§ Input records:
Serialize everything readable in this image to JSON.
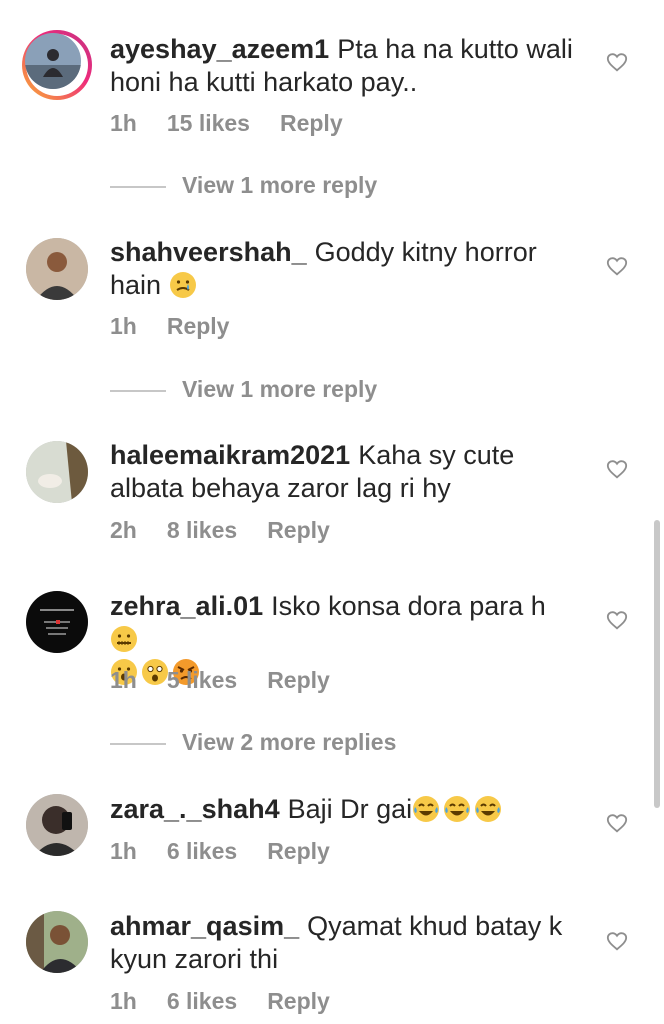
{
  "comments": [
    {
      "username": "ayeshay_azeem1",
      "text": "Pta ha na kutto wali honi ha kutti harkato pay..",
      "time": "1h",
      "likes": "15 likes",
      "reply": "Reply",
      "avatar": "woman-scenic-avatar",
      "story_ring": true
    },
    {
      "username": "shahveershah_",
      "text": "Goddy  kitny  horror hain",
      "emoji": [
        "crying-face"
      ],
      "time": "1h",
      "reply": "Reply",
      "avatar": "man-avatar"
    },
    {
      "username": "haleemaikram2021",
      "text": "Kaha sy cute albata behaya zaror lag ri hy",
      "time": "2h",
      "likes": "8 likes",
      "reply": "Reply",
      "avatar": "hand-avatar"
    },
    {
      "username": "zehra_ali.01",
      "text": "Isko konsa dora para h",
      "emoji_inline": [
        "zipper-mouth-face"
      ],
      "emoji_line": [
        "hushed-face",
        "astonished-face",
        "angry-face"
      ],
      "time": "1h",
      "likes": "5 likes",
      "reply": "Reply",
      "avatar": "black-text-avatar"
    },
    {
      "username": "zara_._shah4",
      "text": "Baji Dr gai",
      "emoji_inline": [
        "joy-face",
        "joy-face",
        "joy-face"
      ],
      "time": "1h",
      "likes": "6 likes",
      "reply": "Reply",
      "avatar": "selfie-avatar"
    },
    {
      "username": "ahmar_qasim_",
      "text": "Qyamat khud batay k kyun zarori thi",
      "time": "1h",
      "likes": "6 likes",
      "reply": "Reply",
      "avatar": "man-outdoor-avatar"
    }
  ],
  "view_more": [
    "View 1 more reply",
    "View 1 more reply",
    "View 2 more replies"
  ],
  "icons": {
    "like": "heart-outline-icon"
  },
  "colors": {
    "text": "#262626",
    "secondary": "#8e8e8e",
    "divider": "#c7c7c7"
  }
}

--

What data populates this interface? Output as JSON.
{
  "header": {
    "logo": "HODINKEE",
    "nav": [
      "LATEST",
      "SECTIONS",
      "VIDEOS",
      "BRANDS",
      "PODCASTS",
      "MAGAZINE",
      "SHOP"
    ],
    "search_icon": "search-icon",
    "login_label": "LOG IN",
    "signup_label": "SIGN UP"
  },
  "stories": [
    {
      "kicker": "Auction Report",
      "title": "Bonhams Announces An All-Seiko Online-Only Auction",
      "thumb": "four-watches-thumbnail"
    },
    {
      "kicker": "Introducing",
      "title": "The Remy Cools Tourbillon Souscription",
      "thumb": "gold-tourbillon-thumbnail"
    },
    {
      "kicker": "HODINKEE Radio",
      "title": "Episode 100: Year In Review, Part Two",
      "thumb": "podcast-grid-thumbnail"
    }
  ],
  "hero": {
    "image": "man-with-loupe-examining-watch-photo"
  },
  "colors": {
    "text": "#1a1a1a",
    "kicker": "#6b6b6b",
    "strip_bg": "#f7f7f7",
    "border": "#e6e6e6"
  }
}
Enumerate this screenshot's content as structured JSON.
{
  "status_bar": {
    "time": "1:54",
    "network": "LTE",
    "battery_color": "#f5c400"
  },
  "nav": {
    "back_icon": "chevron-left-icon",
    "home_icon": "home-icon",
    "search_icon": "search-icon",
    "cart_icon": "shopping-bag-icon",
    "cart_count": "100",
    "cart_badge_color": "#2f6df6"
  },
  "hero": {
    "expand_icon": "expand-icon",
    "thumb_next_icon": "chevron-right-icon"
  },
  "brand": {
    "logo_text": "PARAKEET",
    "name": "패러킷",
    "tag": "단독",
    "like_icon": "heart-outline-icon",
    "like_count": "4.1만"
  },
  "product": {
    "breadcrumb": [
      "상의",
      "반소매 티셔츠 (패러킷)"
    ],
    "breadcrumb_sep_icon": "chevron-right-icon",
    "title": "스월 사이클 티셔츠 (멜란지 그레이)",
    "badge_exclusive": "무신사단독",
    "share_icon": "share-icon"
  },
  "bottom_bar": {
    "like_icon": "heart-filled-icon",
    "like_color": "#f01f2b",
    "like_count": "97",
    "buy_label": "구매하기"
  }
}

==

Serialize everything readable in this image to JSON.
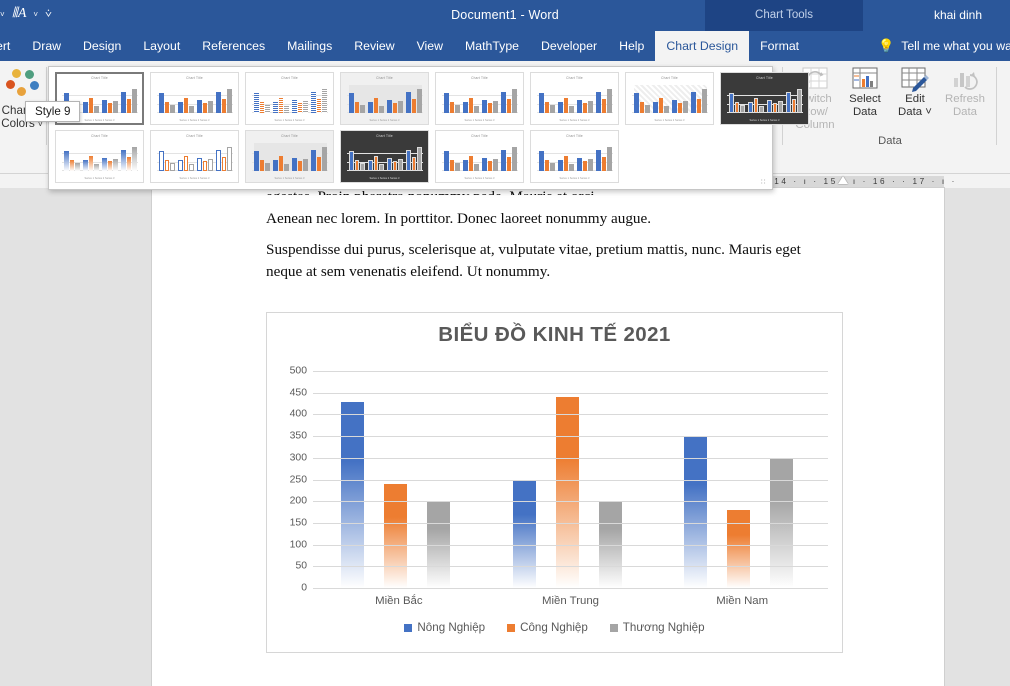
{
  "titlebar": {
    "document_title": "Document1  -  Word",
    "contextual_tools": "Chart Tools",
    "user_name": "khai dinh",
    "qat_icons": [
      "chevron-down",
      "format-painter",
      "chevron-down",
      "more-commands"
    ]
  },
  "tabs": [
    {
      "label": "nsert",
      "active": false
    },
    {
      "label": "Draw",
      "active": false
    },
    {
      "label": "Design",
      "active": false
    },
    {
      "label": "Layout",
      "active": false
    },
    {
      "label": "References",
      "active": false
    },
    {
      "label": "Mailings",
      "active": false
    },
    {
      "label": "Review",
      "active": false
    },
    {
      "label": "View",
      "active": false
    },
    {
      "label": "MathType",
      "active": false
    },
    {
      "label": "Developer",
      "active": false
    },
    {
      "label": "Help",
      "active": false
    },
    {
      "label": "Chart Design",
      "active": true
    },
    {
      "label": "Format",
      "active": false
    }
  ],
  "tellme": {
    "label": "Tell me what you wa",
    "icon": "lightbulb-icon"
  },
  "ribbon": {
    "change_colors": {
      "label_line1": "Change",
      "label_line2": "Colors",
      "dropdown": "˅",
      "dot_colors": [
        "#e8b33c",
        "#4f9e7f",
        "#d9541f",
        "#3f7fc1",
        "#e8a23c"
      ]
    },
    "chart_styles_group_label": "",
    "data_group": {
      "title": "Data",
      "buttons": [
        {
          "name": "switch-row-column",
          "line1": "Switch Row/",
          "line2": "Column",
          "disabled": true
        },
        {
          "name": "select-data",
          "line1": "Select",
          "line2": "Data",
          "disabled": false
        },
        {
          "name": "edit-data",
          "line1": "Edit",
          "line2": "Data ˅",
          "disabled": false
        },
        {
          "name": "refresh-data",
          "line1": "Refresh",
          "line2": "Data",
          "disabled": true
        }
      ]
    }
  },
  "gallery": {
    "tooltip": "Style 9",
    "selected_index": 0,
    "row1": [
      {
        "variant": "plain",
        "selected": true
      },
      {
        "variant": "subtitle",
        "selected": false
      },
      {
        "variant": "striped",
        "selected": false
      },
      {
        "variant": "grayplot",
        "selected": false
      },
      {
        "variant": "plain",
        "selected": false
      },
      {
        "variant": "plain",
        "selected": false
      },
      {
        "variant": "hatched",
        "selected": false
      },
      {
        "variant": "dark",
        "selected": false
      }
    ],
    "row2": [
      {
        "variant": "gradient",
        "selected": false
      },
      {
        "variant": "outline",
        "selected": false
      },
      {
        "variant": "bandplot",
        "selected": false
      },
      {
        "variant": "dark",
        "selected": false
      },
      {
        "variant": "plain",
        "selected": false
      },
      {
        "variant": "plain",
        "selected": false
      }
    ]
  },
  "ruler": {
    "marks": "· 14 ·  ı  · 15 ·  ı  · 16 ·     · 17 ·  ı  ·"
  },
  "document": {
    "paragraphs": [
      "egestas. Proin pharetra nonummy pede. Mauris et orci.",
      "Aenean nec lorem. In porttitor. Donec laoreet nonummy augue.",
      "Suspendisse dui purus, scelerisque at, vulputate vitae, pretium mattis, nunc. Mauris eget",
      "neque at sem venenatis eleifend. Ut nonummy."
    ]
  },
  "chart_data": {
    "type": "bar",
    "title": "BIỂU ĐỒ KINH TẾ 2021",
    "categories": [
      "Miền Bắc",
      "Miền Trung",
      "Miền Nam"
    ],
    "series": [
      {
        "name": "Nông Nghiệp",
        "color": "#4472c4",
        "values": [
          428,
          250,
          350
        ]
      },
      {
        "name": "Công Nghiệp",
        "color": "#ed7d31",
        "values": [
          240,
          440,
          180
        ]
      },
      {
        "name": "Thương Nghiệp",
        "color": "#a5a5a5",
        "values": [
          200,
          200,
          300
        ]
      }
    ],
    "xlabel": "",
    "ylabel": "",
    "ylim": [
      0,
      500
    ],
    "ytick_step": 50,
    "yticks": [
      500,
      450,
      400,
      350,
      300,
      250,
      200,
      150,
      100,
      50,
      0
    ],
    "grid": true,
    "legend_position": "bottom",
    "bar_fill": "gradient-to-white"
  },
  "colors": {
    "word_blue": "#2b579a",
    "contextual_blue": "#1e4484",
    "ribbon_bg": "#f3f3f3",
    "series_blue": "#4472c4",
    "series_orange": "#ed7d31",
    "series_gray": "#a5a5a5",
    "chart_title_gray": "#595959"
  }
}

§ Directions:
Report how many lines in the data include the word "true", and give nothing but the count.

§ Solution to the problem:
6